Use the poles and residues of the transfer function G(s) to display the components of g(t) due to the real pole at s = -0.2408 and the complex poles at s = -0.8796 1± j1.1414. Verify that the sum of these two responses equals the impulse response shown in tutorial 2.

\[\begin{matrix} G(s)=\frac{3s+2}{2{{s}^{3}}+4{{s}^{2}}+5s+1} & \cdots & (1) \\\end{matrix}\]

We can write the partial-fraction expansion of the transfer function as

\[\begin{matrix} G(s)=\frac{0.3734}{s+0.2408}+\frac{-0.1867-j0.5526}{s+0.8796-j1.1414}+\frac{-0.1867+j0.5526}{s+0.8796+j1.1414} & \cdots & (2) \\\end{matrix}\]

**Solution**

Referring to Table 1 in tutorial 2,

Table.1: Poles and residues of G(s)

Pole |
Residue |

-0.2408 | 0.3734 |

-0.8796 +j1.1414 | -0.1867 -j0.5526 |

-0.8796 -j1.1414 | -0.1867 + j0.5526 |

We use the function **rpole2t** with the pole s = -0.2408 and the residue r = 0.3734 to obtain the response due to the one real pole of G(s). The resulting time function is the inverse Laplace transform of the ﬁrst term of G(s). For the other two terms in (2), which result from the complex poles, we use the pole having the positive imaginary part, namely s = -0.8796 + j 1.1414 and its residue r = -0.1867 – j0.5526. The MATLAB instructions that will accomplish these steps and plot the responses are shown in Script 3, and the resulting responses are shown in Figure 1.

**Matlab Code for Calculating Impulse Response**

% Script 3: Impuse Response due to rel and complex poles clear all;close all;clc numG = [3 2]; denG = [2 4 5 1]; % create G(s) as ratio of polys [resG,polG,otherG] = residue(numG,denG) % residues &amp; poles of G(s)from equation (1) t = [0:0.1:20]; % column vector of time points ycmplx = cpole2t(polG(1),resG(1),t); % response due to complex pole yreal = rpole2t(polG(3),resG(3),t); % response due to real pole ytot = ycmplx + yreal; % y(t) is sum of the two plot(t,ytot,t,ycmplx,t,yreal,'--') % plot the three curves

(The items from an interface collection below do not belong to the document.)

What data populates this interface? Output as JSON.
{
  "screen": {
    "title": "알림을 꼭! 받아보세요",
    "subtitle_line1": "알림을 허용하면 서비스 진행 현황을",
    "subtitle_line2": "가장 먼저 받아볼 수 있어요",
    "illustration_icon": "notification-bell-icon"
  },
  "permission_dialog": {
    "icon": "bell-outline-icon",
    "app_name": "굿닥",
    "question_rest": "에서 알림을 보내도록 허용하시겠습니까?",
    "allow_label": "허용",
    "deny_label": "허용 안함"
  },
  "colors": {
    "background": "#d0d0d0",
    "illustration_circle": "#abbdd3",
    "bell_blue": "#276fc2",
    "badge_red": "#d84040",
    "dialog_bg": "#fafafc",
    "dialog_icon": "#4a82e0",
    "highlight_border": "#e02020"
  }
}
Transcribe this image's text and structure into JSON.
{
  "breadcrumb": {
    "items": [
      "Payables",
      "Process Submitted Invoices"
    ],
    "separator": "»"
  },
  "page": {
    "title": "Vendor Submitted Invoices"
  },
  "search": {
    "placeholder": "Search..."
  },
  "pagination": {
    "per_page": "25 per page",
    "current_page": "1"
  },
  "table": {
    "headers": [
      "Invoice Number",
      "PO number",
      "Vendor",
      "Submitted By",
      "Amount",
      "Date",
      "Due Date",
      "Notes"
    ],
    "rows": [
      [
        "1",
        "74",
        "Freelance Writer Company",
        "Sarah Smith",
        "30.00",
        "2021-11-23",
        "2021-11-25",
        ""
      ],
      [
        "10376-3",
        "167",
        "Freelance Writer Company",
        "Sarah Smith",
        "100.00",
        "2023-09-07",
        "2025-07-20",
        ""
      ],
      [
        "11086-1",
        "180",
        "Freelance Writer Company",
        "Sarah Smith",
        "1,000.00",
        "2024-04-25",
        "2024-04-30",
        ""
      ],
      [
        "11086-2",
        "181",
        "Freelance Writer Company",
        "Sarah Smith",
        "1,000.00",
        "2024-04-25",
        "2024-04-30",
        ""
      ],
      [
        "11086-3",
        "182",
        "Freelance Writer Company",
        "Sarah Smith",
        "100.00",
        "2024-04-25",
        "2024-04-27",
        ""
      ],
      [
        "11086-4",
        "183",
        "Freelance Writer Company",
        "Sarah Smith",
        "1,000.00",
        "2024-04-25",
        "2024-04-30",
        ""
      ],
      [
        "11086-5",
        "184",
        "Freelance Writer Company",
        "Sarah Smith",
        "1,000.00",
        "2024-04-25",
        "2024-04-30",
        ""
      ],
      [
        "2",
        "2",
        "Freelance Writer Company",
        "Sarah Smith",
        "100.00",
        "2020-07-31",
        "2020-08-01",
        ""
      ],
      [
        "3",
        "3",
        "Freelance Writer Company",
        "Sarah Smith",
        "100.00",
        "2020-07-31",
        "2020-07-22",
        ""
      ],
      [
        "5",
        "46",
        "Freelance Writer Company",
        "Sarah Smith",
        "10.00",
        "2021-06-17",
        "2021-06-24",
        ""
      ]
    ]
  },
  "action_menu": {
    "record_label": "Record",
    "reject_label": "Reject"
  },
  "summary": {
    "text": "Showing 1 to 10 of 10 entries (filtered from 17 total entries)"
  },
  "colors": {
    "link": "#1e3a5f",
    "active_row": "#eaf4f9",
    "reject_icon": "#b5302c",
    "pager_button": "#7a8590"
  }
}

**Function rpole2t**

function y_out = rpole2t(real_p,residue,time) % This function computes Inverse Laplace Transformation %for a real pole in order to generatea time function %Inputs for this function are: %real_p - real pole % residue - residue at the real pole % time - a time vector % That's how we compute the response as % y(t) = residue * exp(real_p*t) y_out = 0*time; for t=1:length(time), y_out(t) = residue*exp(real_p*time(t)); end y_out = real(y_out); %%%%%%%%%%

**Function cpole2t**

function y_out = cpole2t(comp_p,residue,time) % This function computes Inverse Laplace Transformation %for two complex conjugate poles in order to generate a time function % %Inputs for this function are: %comp_p - complex poles with Positive Imaginary Parts % residue - residue at the complex pole % time - a time vector %Output: %y_out - indicates time response vector as an output % % That's how we compute the response % y(t) = 2*K*exp(m*t)*cos(Omega*t + phii) % where residue = K*exp(j*phii), comp_p = m + j*Omega m = real(comp_p); % Pole zero component Omega = imag(comp_p); % Pole imaginary component K = abs(residue); % to compute absolute value phii = angle(residue); % to compute angle phii y_out = 0*time; for t=1:length(time), y_out(t) = 2*K*exp(m*time(t))*cos(Omega*time(t)+phii); end y_out = real(y_out); %%%%%%%%%%

**Result**

Fig.1: Impulse Response for Real and Complex Poles

So, from the graph, it’s evident that the “Total Response” here is the same as we obtained in tutorial 2.